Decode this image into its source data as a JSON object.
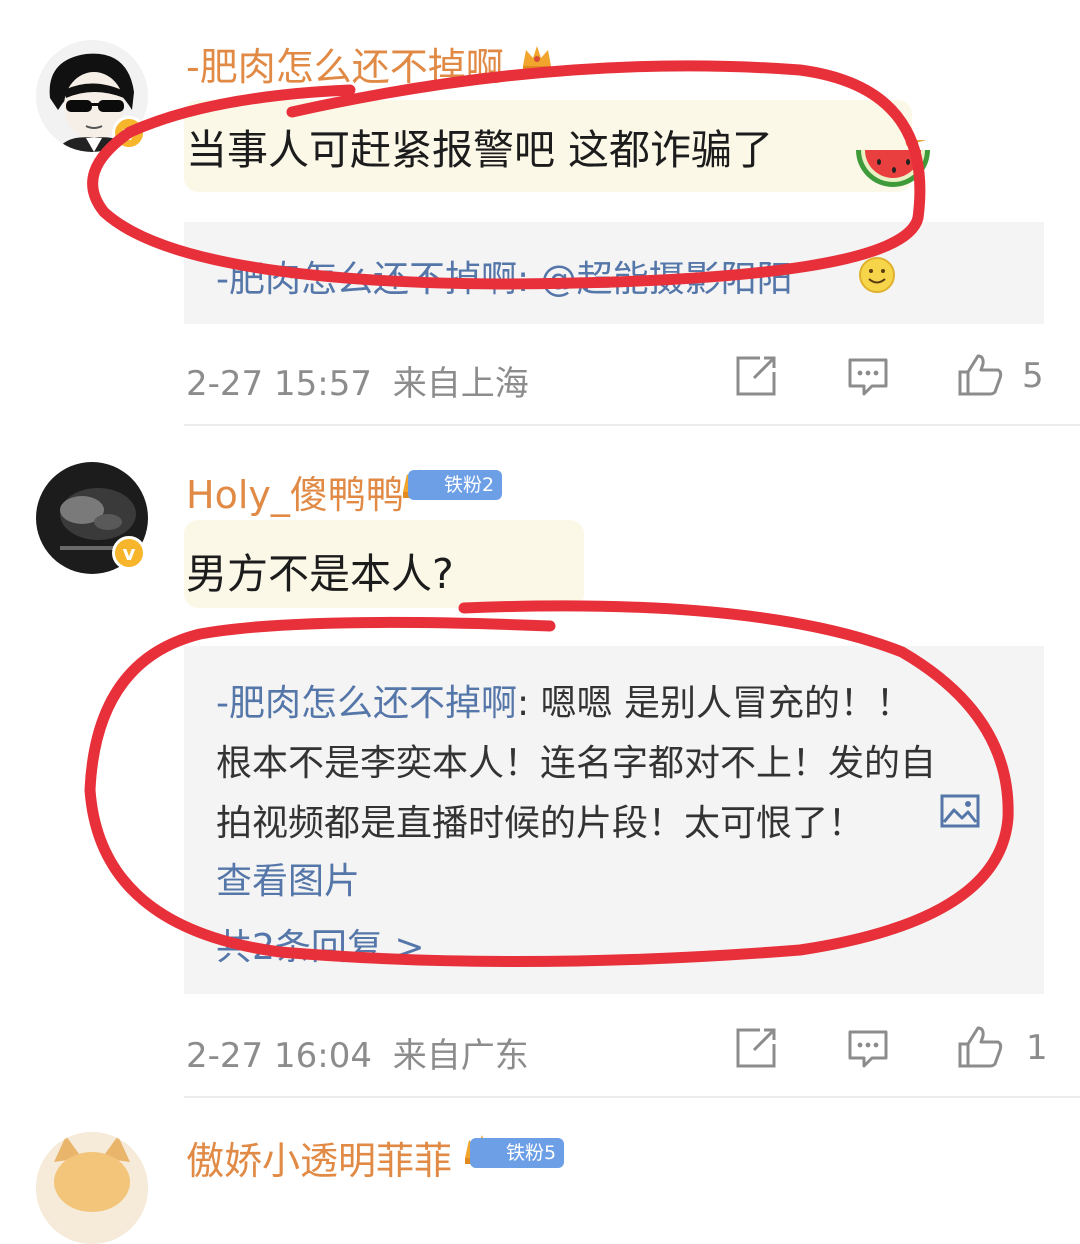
{
  "comments": [
    {
      "username": "-肥肉怎么还不掉啊",
      "content": "当事人可赶紧报警吧 这都诈骗了",
      "reply_author": "-肥肉怎么还不掉啊",
      "reply_text": ": @超能摄影阳阳",
      "time": "2-27 15:57",
      "location": "来自上海",
      "likes": "5",
      "emoji_icon": "watermelon-icon"
    },
    {
      "username": "Holy_傻鸭鸭",
      "fan_badge": "铁粉2",
      "content": "男方不是本人?",
      "reply_author": "-肥肉怎么还不掉啊",
      "reply_line1_text": ": 嗯嗯 是别人冒充的！！",
      "reply_line2": "根本不是李奕本人！连名字都对不上！发的自",
      "reply_line3": "拍视频都是直播时候的片段！太可恨了！",
      "view_image": "查看图片",
      "more_replies": "共2条回复 >",
      "time": "2-27 16:04",
      "location": "来自广东",
      "likes": "1"
    },
    {
      "username": "傲娇小透明菲菲",
      "fan_badge": "铁粉5"
    }
  ],
  "colors": {
    "username": "#e08a45",
    "link": "#5576a8",
    "annotation": "#e8303a",
    "badge": "#6d9fe6"
  }
}
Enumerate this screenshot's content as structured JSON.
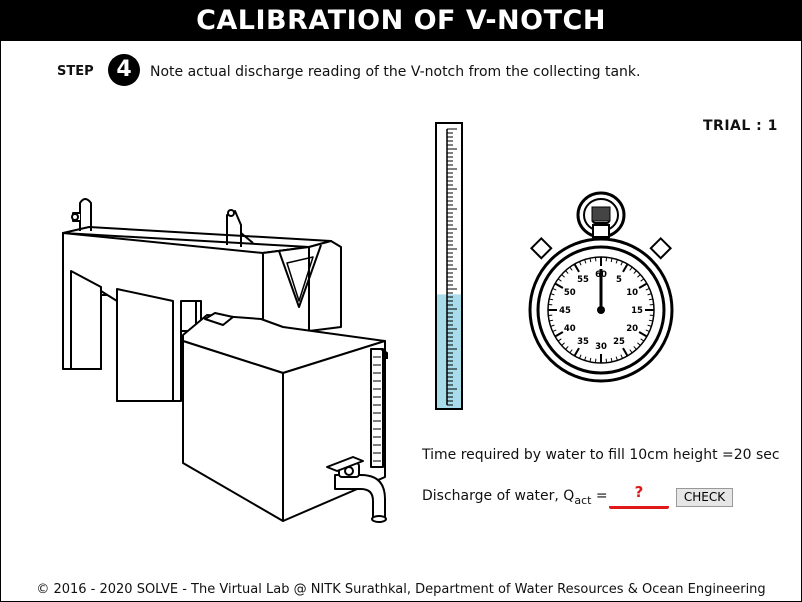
{
  "header": {
    "title": "CALIBRATION OF V-NOTCH"
  },
  "step": {
    "label": "STEP",
    "number": "4",
    "instruction": "Note actual discharge reading of the V-notch from the collecting tank."
  },
  "trial": {
    "label": "TRIAL : 1"
  },
  "stopwatch": {
    "dial_numbers": [
      "60",
      "5",
      "10",
      "15",
      "20",
      "25",
      "30",
      "35",
      "40",
      "45",
      "50",
      "55"
    ],
    "hand_reading": "60"
  },
  "scale": {
    "water_level_fraction": 0.4
  },
  "readings": {
    "time_text": "Time required by water to fill 10cm height =20 sec",
    "discharge_label": "Discharge of water, Q",
    "discharge_sub": "act",
    "discharge_eq": " =",
    "answer_placeholder": "?"
  },
  "actions": {
    "check_label": "CHECK"
  },
  "footer": {
    "text": "© 2016 - 2020 SOLVE - The Virtual Lab @ NITK Surathkal, Department of Water Resources & Ocean Engineering"
  },
  "colors": {
    "water": "#a8dcea",
    "answer": "#e01818",
    "header_bg": "#000000"
  }
}
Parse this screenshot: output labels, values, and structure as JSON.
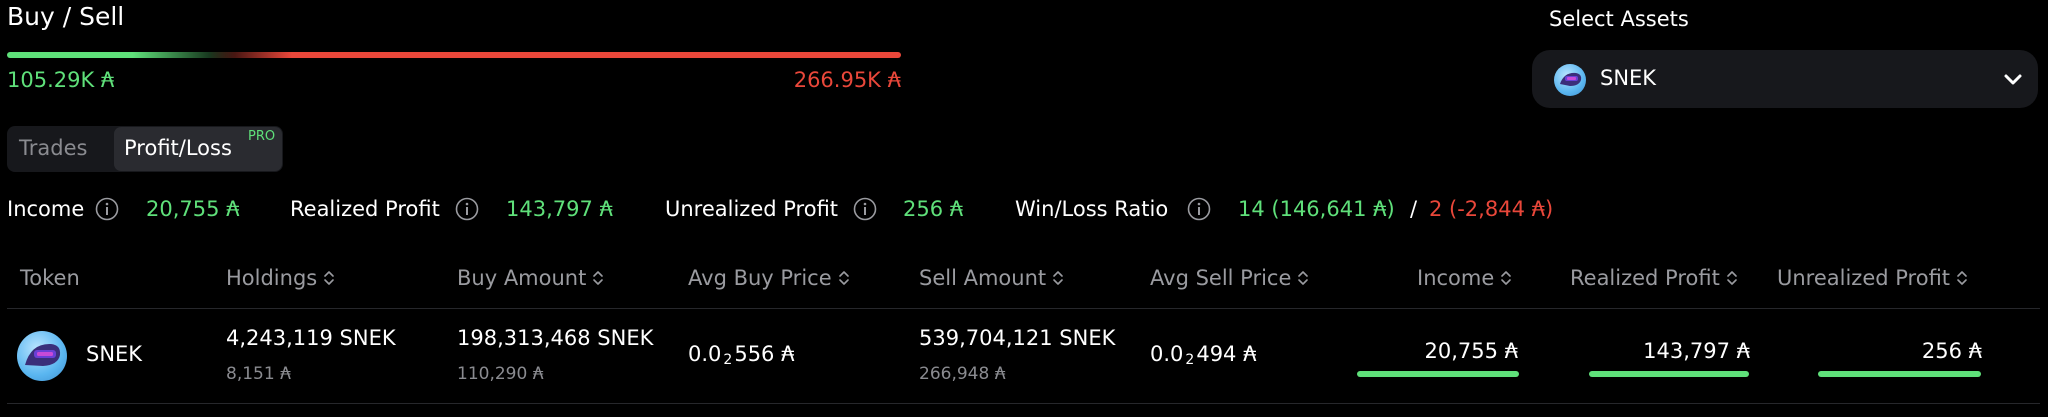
{
  "buy_sell": {
    "title": "Buy / Sell",
    "buy_amount": "105.29K ₳",
    "sell_amount": "266.95K ₳",
    "buy_fraction": 0.283
  },
  "select_assets": {
    "label": "Select Assets",
    "selected": "SNEK",
    "icon": "chevron-down-icon"
  },
  "tabs": {
    "trades": "Trades",
    "profit_loss": "Profit/Loss",
    "pro_badge": "PRO",
    "active": "Profit/Loss"
  },
  "stats": {
    "income_label": "Income",
    "income_value": "20,755 ₳",
    "realized_label": "Realized Profit",
    "realized_value": "143,797 ₳",
    "unrealized_label": "Unrealized Profit",
    "unrealized_value": "256 ₳",
    "winloss_label": "Win/Loss Ratio",
    "win_value": "14 (146,641 ₳)",
    "separator": "/",
    "loss_value": "2 (-2,844 ₳)"
  },
  "table": {
    "headers": {
      "token": "Token",
      "holdings": "Holdings",
      "buy_amount": "Buy Amount",
      "avg_buy_price": "Avg Buy Price",
      "sell_amount": "Sell Amount",
      "avg_sell_price": "Avg Sell Price",
      "income": "Income",
      "realized_profit": "Realized Profit",
      "unrealized_profit": "Unrealized Profit"
    },
    "rows": [
      {
        "token": "SNEK",
        "holdings": "4,243,119 SNEK",
        "holdings_ada": "8,151 ₳",
        "buy_amount": "198,313,468 SNEK",
        "buy_amount_ada": "110,290 ₳",
        "avg_buy_prefix": "0.0",
        "avg_buy_zeros": "2",
        "avg_buy_suffix": "556 ₳",
        "sell_amount": "539,704,121 SNEK",
        "sell_amount_ada": "266,948 ₳",
        "avg_sell_prefix": "0.0",
        "avg_sell_zeros": "2",
        "avg_sell_suffix": "494 ₳",
        "income": "20,755 ₳",
        "realized_profit": "143,797 ₳",
        "unrealized_profit": "256 ₳"
      }
    ]
  },
  "colors": {
    "positive": "#5fe07a",
    "negative": "#e9473a",
    "background": "#000000"
  }
}
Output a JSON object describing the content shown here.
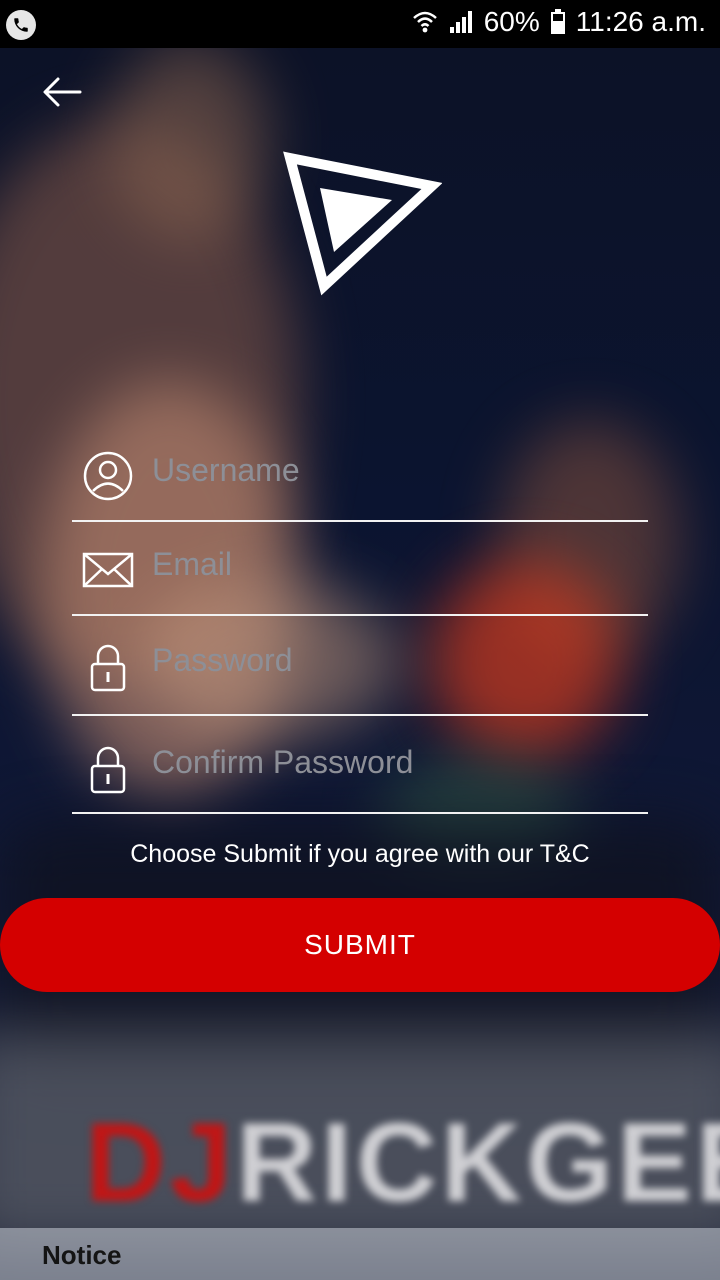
{
  "status_bar": {
    "battery": "60%",
    "time": "11:26 a.m."
  },
  "background": {
    "watermark_red": "DJ",
    "watermark_rest": "RICKGEEZ"
  },
  "form": {
    "username_placeholder": "Username",
    "email_placeholder": "Email",
    "password_placeholder": "Password",
    "confirm_password_placeholder": "Confirm Password",
    "terms_text": "Choose Submit if you agree with our T&C",
    "submit_label": "SUBMIT"
  },
  "notice": {
    "label": "Notice"
  },
  "colors": {
    "accent": "#d40000",
    "divider": "#f2f2f2",
    "placeholder": "#8d8f97"
  },
  "icons": [
    "phone-icon",
    "wifi-icon",
    "signal-icon",
    "battery-icon",
    "back-arrow-icon",
    "app-logo",
    "user-icon",
    "mail-icon",
    "lock-icon"
  ]
}
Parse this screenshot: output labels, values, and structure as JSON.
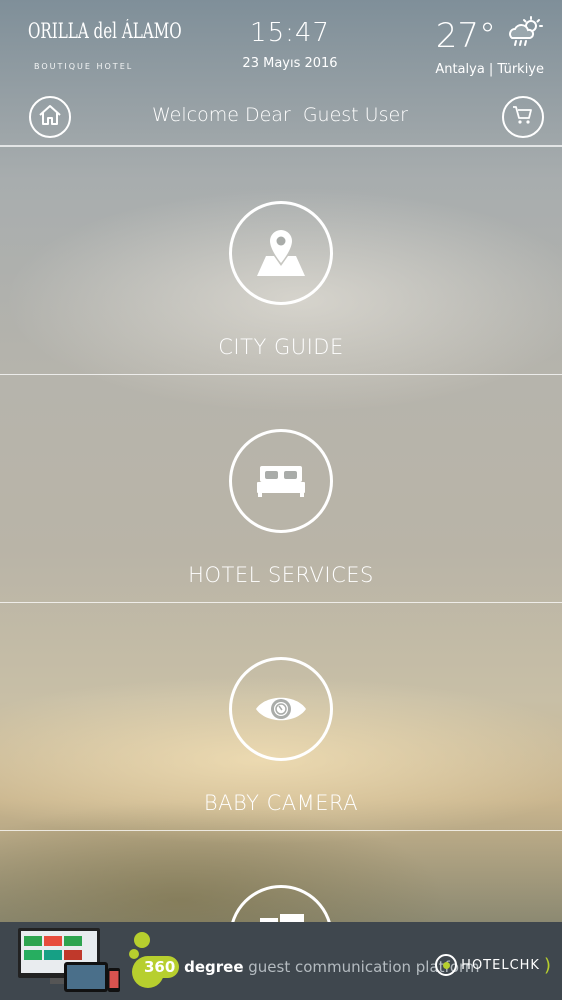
{
  "header": {
    "logo_main": "ORILLA del ÁLAMO",
    "logo_sub": "BOUTIQUE HOTEL",
    "time": "15:47",
    "date": "23 Mayıs 2016",
    "temperature": "27°",
    "location": "Antalya | Türkiye",
    "weather_icon": "partly-cloudy-rain-icon",
    "welcome_prefix": "Welcome Dear",
    "user_name": "Guest User"
  },
  "menu": {
    "items": [
      {
        "label": "CITY GUIDE",
        "icon": "map-pin-icon"
      },
      {
        "label": "HOTEL SERVICES",
        "icon": "bed-icon"
      },
      {
        "label": "BABY CAMERA",
        "icon": "eye-camera-icon"
      }
    ]
  },
  "footer": {
    "brand_number": "360",
    "brand_word": "degree",
    "brand_tagline": "guest communication platform",
    "partner": "HOTELCHK",
    "accent_color": "#b7cf2e"
  }
}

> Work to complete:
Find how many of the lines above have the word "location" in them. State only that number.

> Your response:
3